A Maryland judge has temporarily halted the early end of weekly federal unemployment benefits for state residents.
The enhanced federal benefits, including supplemental $300 weekly payments, had been set to end for Marylanders at 11:59 p.m. Saturday.
The decision came after the judge heard arguments Friday in two lawsuits over Gov. Larry Hogan's administration's plan to cut off the benefits earlier than September, when the federal government plans to end them.
On Saturday, Judge Lawrence Fletcher-Hill of the Circuit Court for Baltimore City issued a temporary restraining order, telling Hogan and Maryland Secretary of Labor Tiffany Robinson that they must immediately take back their notice to the U.S. Department of Labor that the state would stop accepting the federal benefits available to Marylanders.
Hogan has said the extra money wasn't necessary anymore, pointing to a worker shortage. Other states with Republican governors have taken similar steps.
But two separate lawsuits brought by unemployed Marylanders said it would be harmful to end the benefits early. The plaintiffs in the cases have been receiving supplemental unemployment benefits made available to the states from the federal government under the CARES Act and the American Rescue Plan Act of 2021. Their lawyers argued that ending the benefits early would cut off a lifeline for struggling families.
In his decision, the judge said the plaintiffs showed that losing the benefits early would threaten "immediate, substantial, irreparable harm."
Hogan told the Baltimore Sun on Saturday morning that the ruling would be “immediately appealed."
The decision affects nearly 250,000 people, according to the labor department, the Associated Press reported earlier this week.

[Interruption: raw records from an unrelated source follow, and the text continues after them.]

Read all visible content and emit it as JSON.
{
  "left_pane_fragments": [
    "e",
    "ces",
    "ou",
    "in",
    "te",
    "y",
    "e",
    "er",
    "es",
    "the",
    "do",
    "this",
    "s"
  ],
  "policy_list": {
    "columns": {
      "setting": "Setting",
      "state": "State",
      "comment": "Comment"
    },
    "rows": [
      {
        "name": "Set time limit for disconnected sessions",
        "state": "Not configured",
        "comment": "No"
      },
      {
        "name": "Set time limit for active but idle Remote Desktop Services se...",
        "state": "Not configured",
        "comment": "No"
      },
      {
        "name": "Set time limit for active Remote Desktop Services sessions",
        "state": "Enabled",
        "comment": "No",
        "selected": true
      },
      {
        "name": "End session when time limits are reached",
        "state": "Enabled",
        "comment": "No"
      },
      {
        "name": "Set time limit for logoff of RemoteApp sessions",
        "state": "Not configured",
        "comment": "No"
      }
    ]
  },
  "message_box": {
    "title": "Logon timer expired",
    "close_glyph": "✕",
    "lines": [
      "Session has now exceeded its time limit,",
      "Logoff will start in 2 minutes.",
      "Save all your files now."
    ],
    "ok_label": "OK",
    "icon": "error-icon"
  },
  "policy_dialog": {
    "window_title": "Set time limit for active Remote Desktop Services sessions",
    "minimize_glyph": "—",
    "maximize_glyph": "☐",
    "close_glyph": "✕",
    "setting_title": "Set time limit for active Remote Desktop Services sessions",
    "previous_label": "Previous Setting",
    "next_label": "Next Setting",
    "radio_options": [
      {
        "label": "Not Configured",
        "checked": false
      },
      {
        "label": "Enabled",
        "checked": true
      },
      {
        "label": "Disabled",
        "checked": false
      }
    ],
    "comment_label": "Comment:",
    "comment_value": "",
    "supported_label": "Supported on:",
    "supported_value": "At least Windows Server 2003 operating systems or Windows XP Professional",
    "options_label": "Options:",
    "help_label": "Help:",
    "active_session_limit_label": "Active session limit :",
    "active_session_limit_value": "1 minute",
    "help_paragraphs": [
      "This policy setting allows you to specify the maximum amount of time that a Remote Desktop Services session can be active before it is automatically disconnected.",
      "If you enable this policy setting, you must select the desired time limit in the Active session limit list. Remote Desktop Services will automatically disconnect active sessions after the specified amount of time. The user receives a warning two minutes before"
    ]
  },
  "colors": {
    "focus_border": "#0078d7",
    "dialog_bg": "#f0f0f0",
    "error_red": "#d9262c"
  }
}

Another hearing in the lawsuits will be held soon, and the restraining order will expire in 10 days unless it's renewed or extended.